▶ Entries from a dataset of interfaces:
━━━━━━━━━━━━━━━━━━━━

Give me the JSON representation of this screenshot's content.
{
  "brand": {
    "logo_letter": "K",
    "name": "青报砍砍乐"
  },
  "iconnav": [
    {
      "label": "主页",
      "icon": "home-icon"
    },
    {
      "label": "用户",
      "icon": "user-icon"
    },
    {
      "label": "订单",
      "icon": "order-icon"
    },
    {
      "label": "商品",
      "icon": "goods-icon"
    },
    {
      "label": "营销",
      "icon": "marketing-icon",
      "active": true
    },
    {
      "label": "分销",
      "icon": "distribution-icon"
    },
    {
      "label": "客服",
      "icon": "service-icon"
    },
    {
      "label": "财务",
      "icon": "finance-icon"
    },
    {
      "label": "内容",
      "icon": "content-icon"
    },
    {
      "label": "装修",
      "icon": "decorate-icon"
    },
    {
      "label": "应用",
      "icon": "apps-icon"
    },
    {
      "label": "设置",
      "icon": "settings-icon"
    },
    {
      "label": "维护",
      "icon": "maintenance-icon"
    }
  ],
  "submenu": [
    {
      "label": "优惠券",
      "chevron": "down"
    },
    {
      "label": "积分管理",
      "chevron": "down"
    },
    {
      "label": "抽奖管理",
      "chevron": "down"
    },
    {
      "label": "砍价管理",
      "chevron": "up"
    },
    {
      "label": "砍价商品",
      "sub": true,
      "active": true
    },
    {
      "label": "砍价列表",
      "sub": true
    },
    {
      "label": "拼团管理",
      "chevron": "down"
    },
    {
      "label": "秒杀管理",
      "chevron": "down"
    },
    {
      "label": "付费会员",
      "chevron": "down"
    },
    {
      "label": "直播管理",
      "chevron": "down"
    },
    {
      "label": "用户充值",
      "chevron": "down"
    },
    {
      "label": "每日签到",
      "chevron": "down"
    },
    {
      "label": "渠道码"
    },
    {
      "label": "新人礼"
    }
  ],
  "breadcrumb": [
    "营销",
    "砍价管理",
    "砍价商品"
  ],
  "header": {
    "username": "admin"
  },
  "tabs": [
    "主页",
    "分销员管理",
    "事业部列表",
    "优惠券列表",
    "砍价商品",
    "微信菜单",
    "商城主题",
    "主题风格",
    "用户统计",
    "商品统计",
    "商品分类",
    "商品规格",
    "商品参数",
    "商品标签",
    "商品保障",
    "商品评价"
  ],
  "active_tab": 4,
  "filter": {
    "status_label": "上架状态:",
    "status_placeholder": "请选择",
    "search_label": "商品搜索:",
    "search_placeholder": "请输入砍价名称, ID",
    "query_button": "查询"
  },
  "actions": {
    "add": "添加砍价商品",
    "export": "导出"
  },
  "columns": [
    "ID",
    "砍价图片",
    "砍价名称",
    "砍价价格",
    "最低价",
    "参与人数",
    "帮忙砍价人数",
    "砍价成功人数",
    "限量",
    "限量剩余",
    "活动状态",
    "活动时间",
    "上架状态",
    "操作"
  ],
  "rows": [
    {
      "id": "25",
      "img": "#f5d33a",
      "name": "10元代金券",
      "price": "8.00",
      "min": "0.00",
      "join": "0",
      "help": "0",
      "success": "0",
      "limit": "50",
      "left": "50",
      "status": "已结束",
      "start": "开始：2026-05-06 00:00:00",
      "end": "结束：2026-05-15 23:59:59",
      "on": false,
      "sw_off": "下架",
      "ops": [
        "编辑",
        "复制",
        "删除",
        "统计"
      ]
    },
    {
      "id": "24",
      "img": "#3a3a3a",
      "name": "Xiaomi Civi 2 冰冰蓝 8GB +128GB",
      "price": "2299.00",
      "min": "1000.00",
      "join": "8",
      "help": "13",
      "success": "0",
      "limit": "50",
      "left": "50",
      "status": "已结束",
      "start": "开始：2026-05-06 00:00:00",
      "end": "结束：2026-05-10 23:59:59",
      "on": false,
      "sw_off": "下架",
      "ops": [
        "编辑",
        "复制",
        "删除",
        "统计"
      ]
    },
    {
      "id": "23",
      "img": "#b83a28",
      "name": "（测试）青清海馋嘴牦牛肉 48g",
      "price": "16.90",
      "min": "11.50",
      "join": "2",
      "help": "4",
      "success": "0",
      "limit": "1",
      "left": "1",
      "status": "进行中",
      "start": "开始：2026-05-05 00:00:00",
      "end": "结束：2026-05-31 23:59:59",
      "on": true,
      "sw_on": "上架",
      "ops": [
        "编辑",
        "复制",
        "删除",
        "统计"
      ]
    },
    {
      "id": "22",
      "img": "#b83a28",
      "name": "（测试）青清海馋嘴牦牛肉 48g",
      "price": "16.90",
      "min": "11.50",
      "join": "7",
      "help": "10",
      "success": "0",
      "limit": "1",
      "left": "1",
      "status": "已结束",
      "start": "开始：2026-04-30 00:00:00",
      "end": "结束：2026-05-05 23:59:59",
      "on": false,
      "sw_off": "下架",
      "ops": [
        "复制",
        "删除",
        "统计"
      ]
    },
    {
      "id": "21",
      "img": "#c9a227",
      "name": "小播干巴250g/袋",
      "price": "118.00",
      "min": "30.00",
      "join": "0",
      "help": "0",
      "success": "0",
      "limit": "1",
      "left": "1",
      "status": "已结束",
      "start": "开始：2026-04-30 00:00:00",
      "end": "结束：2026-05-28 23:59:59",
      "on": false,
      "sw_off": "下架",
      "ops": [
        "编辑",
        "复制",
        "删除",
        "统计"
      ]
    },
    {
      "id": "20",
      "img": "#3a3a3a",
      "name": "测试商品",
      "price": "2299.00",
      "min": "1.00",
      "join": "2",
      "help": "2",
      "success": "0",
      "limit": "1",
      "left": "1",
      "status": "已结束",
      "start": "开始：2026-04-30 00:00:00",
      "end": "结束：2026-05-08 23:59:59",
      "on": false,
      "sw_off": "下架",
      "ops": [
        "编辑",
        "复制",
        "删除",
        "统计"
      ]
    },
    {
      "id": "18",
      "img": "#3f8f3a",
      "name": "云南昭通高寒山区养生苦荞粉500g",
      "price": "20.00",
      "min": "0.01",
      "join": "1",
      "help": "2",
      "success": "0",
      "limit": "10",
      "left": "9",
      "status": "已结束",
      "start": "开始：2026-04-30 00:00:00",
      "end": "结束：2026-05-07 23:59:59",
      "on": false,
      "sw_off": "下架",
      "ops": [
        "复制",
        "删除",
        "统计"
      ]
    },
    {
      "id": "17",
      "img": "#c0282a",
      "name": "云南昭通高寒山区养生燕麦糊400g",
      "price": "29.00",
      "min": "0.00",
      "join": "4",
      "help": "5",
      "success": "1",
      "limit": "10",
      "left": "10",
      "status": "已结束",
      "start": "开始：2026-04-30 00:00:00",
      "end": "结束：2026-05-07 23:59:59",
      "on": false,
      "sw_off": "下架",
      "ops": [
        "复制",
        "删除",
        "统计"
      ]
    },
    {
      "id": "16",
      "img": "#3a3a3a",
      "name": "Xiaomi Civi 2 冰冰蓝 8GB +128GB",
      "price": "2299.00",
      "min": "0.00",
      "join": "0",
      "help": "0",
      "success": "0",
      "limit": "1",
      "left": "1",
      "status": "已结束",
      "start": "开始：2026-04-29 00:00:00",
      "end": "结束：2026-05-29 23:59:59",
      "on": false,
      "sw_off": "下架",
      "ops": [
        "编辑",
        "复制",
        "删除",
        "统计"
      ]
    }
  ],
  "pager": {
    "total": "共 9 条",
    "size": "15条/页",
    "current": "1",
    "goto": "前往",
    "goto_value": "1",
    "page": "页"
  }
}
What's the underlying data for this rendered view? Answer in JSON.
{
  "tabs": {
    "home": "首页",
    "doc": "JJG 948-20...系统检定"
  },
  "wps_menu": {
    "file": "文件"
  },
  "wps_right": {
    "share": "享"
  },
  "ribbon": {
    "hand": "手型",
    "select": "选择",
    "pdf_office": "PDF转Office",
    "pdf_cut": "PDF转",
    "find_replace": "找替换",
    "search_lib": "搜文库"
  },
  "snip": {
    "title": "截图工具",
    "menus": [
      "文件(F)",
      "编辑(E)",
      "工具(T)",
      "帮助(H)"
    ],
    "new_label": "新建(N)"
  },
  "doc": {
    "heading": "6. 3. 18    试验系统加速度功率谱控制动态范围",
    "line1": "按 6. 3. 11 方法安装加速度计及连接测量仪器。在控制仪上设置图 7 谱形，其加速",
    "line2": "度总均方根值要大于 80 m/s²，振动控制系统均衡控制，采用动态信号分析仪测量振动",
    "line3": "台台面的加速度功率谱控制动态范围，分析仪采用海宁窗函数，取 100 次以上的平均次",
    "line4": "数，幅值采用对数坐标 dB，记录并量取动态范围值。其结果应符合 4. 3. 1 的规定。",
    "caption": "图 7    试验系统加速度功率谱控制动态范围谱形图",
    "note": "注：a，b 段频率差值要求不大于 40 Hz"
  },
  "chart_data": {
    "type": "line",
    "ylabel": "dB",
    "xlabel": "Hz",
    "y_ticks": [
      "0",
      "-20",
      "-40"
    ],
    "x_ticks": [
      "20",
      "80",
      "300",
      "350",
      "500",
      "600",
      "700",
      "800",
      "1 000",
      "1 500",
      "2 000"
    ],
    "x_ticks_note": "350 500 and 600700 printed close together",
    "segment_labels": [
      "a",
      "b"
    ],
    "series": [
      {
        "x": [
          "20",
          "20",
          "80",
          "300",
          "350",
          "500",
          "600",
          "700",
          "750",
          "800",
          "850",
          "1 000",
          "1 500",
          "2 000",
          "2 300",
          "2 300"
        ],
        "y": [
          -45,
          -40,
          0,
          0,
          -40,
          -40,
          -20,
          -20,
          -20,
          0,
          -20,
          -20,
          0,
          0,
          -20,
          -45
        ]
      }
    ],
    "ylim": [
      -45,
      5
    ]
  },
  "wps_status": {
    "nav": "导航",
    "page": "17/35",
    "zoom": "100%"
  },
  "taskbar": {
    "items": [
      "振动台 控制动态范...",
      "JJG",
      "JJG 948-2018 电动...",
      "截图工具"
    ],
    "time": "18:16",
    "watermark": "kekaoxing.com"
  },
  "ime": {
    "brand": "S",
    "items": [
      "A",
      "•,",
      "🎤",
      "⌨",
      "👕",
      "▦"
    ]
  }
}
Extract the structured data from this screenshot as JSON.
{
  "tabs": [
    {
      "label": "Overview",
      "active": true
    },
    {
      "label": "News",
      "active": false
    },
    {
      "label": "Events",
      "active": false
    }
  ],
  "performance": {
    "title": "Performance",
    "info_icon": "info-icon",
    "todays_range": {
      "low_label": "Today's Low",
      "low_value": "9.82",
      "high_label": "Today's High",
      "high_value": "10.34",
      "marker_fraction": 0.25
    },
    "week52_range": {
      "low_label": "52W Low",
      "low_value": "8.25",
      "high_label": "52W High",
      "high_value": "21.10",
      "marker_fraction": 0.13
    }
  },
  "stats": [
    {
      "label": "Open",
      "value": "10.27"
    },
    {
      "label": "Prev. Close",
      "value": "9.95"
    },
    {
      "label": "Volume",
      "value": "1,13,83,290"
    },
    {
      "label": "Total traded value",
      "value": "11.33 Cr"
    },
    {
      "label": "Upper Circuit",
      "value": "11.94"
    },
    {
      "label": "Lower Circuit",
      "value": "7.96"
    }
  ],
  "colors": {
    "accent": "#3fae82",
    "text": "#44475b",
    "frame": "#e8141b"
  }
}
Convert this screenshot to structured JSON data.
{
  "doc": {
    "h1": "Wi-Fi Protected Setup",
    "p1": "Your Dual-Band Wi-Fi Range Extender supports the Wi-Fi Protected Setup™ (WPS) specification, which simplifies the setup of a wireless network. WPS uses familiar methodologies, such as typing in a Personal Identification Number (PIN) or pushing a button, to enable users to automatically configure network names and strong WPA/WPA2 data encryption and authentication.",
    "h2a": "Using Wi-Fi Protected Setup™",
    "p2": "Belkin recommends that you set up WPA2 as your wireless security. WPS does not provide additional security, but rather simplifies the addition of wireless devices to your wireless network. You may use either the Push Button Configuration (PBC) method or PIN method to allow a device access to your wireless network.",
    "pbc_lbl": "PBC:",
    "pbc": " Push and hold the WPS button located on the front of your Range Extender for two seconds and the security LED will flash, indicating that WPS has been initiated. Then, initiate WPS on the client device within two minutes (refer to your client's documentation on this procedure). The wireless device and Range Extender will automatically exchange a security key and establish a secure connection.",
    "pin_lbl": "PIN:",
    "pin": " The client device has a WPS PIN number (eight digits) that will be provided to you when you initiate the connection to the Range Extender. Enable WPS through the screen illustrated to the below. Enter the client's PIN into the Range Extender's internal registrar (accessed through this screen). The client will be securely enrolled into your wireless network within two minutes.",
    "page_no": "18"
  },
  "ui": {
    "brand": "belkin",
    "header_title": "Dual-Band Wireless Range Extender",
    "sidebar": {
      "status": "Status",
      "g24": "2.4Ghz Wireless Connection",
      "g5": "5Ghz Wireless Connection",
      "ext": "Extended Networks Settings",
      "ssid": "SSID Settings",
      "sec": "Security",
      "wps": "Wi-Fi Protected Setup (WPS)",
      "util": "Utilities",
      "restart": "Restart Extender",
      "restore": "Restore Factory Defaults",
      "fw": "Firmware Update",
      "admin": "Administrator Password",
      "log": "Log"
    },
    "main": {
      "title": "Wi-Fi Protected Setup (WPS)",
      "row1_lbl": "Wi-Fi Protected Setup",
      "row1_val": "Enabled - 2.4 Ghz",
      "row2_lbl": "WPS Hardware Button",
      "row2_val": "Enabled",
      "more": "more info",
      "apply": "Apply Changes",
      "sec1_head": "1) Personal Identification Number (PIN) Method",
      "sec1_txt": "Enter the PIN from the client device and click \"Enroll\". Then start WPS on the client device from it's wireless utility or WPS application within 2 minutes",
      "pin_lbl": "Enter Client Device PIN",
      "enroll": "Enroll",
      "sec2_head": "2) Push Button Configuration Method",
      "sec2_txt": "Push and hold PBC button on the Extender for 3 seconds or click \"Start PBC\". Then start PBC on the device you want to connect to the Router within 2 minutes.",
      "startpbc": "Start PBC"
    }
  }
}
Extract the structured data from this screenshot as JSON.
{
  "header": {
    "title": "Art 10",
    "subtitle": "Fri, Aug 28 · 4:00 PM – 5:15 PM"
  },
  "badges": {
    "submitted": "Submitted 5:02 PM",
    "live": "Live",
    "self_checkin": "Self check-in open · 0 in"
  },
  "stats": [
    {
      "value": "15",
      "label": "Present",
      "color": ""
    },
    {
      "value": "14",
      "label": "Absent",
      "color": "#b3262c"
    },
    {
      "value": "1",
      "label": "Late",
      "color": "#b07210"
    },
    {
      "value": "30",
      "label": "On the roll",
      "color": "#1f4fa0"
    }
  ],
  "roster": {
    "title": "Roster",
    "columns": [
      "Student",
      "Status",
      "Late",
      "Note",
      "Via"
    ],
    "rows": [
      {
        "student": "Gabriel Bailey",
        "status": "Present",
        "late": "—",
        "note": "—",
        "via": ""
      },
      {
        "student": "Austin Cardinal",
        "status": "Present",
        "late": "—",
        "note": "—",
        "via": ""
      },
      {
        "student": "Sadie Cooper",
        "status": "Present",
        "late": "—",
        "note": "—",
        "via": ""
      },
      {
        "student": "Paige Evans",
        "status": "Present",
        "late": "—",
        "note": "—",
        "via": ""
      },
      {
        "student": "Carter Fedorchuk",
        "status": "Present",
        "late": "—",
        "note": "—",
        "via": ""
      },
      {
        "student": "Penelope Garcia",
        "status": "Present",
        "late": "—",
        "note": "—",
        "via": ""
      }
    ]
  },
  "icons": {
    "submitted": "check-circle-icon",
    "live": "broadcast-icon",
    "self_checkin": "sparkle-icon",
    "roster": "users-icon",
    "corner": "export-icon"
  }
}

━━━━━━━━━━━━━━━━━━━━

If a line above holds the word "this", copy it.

▶ TASK RESPONSE:
Give me the JSON representation of this screenshot's content.
What's the underlying data for this rendered view? Answer in JSON.
Extract the structured data from this screenshot as JSON.
Convert this screenshot to structured JSON data.
    "pbc": " Push and hold the WPS button located on the front of your Range Extender for two seconds and the security LED will flash, indicating that WPS has been initiated. Then, initiate WPS on the client device within two minutes (refer to your client's documentation on this procedure). The wireless device and Range Extender will automatically exchange a security key and establish a secure connection.",
    "pin": " The client device has a WPS PIN number (eight digits) that will be provided to you when you initiate the connection to the Range Extender. Enable WPS through the screen illustrated to the below. Enter the client's PIN into the Range Extender's internal registrar (accessed through this screen). The client will be securely enrolled into your wireless network within two minutes.",
Extract the structured data from this screenshot as JSON.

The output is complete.